Would you choose to live better if it were part of your job’s scorecard? If your yearly performance evaluation at work also included how well you have been living your life outside of work and not just about how well you’re doing your job, what would you do differently? Now, what’s stopping you?
Such a great advantage it is to be underestimated. That means your ego is not choosing your behaviors, and your results are exceeding expectations.
In regards to earning respect or developing trust: Once is never enough. Consistency is the binding agent. Live today with integrity, humility, empathy, courage, awareness and right action. Repeat.
In this very moment, we are the oldest we’ve ever been; this fact remains with every passing second. Do whatever necessary to also get wiser with every tick of the clock. No harm can come to us for doing so.
Learned two valuable lessons this weekend. More precisely, I saw in real-time how two lessons I’ve understood intellectually actually feel to experience. For nearly 30 years, I’ve been playing drums in bands. This weekend, I played my first covers gig as a bassist, playing with a drummer I had never met before that evening. I got to experience how numerous other bass players experienced my drumming for the first time.
Floods of memories of how I tried to impress both the band and the audience with flashy chops or speed, failing to see how self-serving and ego driven I’d been. I thought about all the times I failed to do my job. The times I failed to make the music feel good. The times I failed to listen to what the other musicians, especially the bass players, were doing so I could figure out how to lock everyone together to connect the experience for the band and the audience. The times I broke the cardinal rule of never bringing what’s still in practice into a performance.
Being on the receiving end of a drummer that didn’t listen to lead from behind was frustrating, especially for a green bass player. Experiencing past the bar line, chopped-up, linear fills and metric modulations during extended jams on Marvin Gaye tunes left me feeling like I was drowning and being thrown weights instead of a life preserver. It also made the few people attempting to dance be unable to do so. Although it was an admittedly small crowd, the size of the crowd should never sacrifice the integrity of the performance. For if great care is not demonstrated from the stage, it can never be fully-appreciated by the audience.
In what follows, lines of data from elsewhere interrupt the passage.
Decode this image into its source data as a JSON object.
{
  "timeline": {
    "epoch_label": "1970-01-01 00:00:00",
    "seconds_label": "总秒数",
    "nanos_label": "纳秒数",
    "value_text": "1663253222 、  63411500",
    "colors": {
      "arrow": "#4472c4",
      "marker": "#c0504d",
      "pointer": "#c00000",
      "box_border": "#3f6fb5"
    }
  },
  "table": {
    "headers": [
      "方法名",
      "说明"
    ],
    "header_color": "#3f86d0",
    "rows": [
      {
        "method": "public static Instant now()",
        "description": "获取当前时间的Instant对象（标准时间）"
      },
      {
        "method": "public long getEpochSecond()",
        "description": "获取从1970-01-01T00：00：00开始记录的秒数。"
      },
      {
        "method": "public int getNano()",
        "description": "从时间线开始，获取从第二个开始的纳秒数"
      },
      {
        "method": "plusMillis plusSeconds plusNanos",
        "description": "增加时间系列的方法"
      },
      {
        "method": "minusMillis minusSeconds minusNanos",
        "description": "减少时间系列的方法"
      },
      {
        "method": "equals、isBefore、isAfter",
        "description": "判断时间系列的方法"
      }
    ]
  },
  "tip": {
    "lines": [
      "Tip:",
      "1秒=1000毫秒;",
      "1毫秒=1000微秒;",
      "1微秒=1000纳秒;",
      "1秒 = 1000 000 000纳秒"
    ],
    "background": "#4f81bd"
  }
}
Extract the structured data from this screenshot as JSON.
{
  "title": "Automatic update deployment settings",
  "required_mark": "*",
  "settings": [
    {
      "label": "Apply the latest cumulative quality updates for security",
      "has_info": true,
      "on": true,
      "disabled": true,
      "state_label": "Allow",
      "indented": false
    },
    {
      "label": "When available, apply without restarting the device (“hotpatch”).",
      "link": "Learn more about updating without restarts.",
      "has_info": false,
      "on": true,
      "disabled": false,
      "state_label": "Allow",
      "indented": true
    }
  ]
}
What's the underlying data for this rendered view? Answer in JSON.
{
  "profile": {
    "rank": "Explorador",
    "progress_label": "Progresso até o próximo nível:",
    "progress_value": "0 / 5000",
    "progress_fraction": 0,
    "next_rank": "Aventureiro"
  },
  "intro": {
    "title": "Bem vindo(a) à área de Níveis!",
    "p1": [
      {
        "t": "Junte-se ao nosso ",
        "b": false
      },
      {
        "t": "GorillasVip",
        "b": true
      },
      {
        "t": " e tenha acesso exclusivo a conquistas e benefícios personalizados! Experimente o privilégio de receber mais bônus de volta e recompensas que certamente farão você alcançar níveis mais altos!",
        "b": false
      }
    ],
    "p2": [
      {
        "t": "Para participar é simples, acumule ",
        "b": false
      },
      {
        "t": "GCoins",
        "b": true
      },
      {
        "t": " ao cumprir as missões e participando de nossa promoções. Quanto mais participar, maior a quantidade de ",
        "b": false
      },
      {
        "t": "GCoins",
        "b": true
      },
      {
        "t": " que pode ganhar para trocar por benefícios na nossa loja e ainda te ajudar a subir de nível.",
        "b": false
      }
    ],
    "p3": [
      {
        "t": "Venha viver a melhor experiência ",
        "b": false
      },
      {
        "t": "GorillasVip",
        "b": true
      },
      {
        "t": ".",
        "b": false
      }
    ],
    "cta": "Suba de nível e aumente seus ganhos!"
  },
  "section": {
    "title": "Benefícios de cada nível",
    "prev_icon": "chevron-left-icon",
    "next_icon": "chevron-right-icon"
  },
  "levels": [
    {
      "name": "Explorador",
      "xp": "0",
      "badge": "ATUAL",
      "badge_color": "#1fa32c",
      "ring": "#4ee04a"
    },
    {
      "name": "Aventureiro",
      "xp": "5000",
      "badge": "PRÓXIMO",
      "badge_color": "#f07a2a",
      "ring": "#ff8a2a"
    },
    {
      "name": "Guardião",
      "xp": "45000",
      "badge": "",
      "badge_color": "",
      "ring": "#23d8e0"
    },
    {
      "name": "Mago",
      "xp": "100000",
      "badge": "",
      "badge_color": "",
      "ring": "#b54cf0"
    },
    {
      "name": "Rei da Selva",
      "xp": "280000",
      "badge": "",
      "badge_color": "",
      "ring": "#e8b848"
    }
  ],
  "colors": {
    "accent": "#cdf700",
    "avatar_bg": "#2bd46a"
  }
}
The second lesson I learned was how discipline truly equals freedom. My inexperience as a bassist was confining. In a 4-chord song, I could play the root notes of the progression well-enough, but I had no freedom outside of adding occasional 5ths and octaves to enhance the musicality because I was literally locked in a box. I realized the importance of mastering the fretboard, the keys and the chord shapes to truly be able to be expressive. My lack of being a disciplined bassist meant I had no freedom to express the music beyond the bare minimum.
Although sometimes the bare minimum is just the right amount, in most cases, it simply means the job was done effectively. May we all aim to be more than simply effective in whatever work we do!
The lessons learned: 1) If you can put yourself on the receiving end of your own job, you’ll learn how to perform your job better. 2) If you can’t apply freedom to the job you do, you need to get better for your sake and for the sake of those you work with.
We don’t require vacations from work. From time-to-time, we require vacations from how we are currently thinking about our work. If we are feeling overwhelmed, it’s likely not the quantity of work, but rather the quality of our work being hindered by our mental approach. We are hard-wired to work; to put our minds to good use. The world doesn’t benefit from good minds being idle. The best vacation would be a permanent vacation from negative thoughts; thoughts that keep us from being the best versions of ourselves.
It doesn’t matter what chapter we’re on, it’s most important to know what type of story we’re in. Although we can’t control much of what happens, we do get to determine the genre of the story of our lives, because we get to choose how we live through what happens.
Although the use of “will” admittedly adds confidence to a statement, making it sound more likely to occur than using a word like “might,” it’s still reliant on a future action. We can “will” ourselves to death by continually putting off until tomorrow what we failed to accomplish today. When it comes to right action, what happened is better than what hasn’t happened…yet. When we’ve done what we set out to do, we are better for it. The future will always know what we’ve done today, but will never know what we will do tomorrow.
We learn from failing. In order to fail, we have to embrace the idea of bracing for impact. For that’s what affords us the opportunity to get back up and try again. If we choose to spend our time dodging obstacles or avoiding what we fear, we are really choosing to allow our minds and experiences to be stunted. We’ll grow old and gray while our minds remain adolescent and inexperienced. Avoidance is no fountain of youth, it simply creates mountains of ignorance that obstruct an enlightened view.
Growing up with old video game systems provided lessons that newer gaming with expansive and seemingly endless worlds and environments to explore don’t afford. If we wanted to get to Level 2, we had to first beat Level 1. They had a linear, point A to point B, design that forced players to figure out how to succeed past where they were getting stuck before moving forward. Getting stuck in life is no different. Continue anew until we get through the obstacle. There are no cheat codes to circumvent our own stucks.